While most hiring managers and employers still check employee references, that tends to be the extent of exploring the employee’s background. It’s well known that references are typically biased or “cherry-picked,” with candidates understandably choosing people they know will speak well of them.
Running an employee background check should be a critical component of the hiring process. Here’s why you should consider adding this exercise to your hiring protocols.
To Minimize Hiring Regret and Turnover
One of the primary reasons to run a background check is to confirm the identity and qualifications of the person you’re hiring.
Studies show that 78% of job applicants lie during the hiring process, ranging from exaggerations of their skillsets to full-blown fabrications about their educational backgrounds.
While many applicants who fudge the data have the potential to learn and grow in their role, those who are grossly underqualified likely won’t last long in your company. As the hiring process is quite costly— averaging around $4000 with all things considered and for executive posts, this number can exceed $28,329 per employee — it’s important to minimize this expense.
The best way to do so? Ensuring the right person is hired the first time.
You can run a Background Check on Background Hawk site to find an individual’s educational background and whether they have a criminal record. You can also incorporate validation into the hiring process (i.e., requiring a copy of transcripts or a criminal record check with the local police district).
To Create a Safe Work Environment
Creating a safe work environment is a top priority. Confirming that the person you’re hiring doesn’t have a criminal background is just one small part of that process. Depending on whether your organization has a second-chance program, you could use this to confirm that previous convictions are non-violent in nature.
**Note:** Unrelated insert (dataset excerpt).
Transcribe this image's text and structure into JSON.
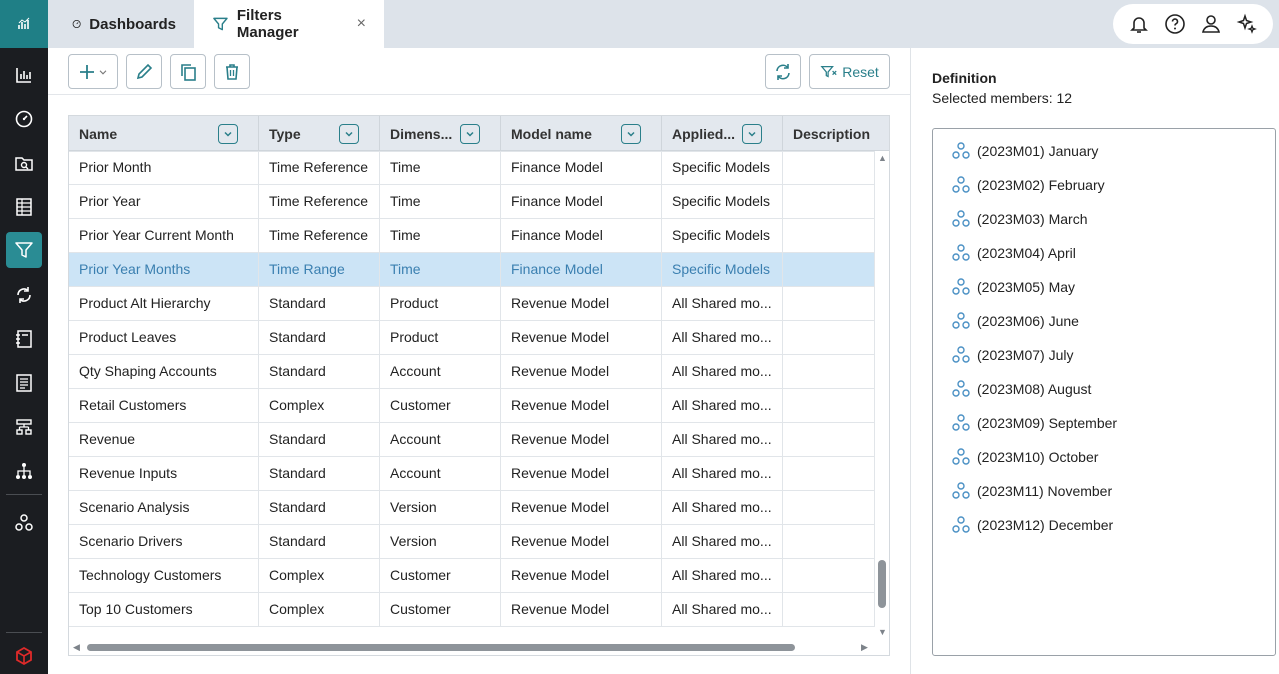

Confirming the candidate’s education and background is another essential aspect of creating a safe work environment. While it’s unlikely that a small fib about previous experience with Excel spreadsheets will endanger anyone’s life, the same can’t be said for highly technical skills and trades.
Someone who lies about their work experience in construction or workplace safety training could put themselves and others at risk.
To Protect Your Brand Reputation
Background checks can also help you protect the integrity of your brand. It takes years to build a solid reputation and only one incident to destroy it permanently.
Checking social media is one aspect of protecting the image of your business. Look out for signs of candidates engaging in inappropriate behavior or hate speech. Someone who spends much of their time fighting with others online may not be the best representative of your business.
Confirming a candidate’s background is also paramount for protecting your brand’s reputation. Hiring an esthetician who doesn’t actually know how to do a bikini wax or wedding makeup could result in extreme customer dissatisfaction and backlash.
To Protect Your Business Assets
Protecting your business assets is perhaps the most obvious reason for running background checks.
You want to minimize the risk of someone stealing your intellectual property, divulging classified information, or committing financial fraud.
In addition to criminal record checks, many hiring managers will also run a credit check on employees. It’s important to understand the legalities around this in your area and ensure it’s relevant to the role.
To Evaluate Honesty and Transparency
Finally, running a credit check confirms a person’s honesty and transparency. People make mistakes, and they aren’t perfect. However, it’s how they address those mistakes that speak to their character.
For example, if you have an employee with an employment gap on their resume, they should be upfront and honest about the issue. If there’s something questionable in their distant past, they should bring it up during the interview.
It’s worth noting that if you expect applicants to be honest and transparent with you, you should offer the same courtesy.
Make it clear in the job posting that you’ll be conducting a background search and what that entails. Keep these key considerations in mind when revisiting your hiring process.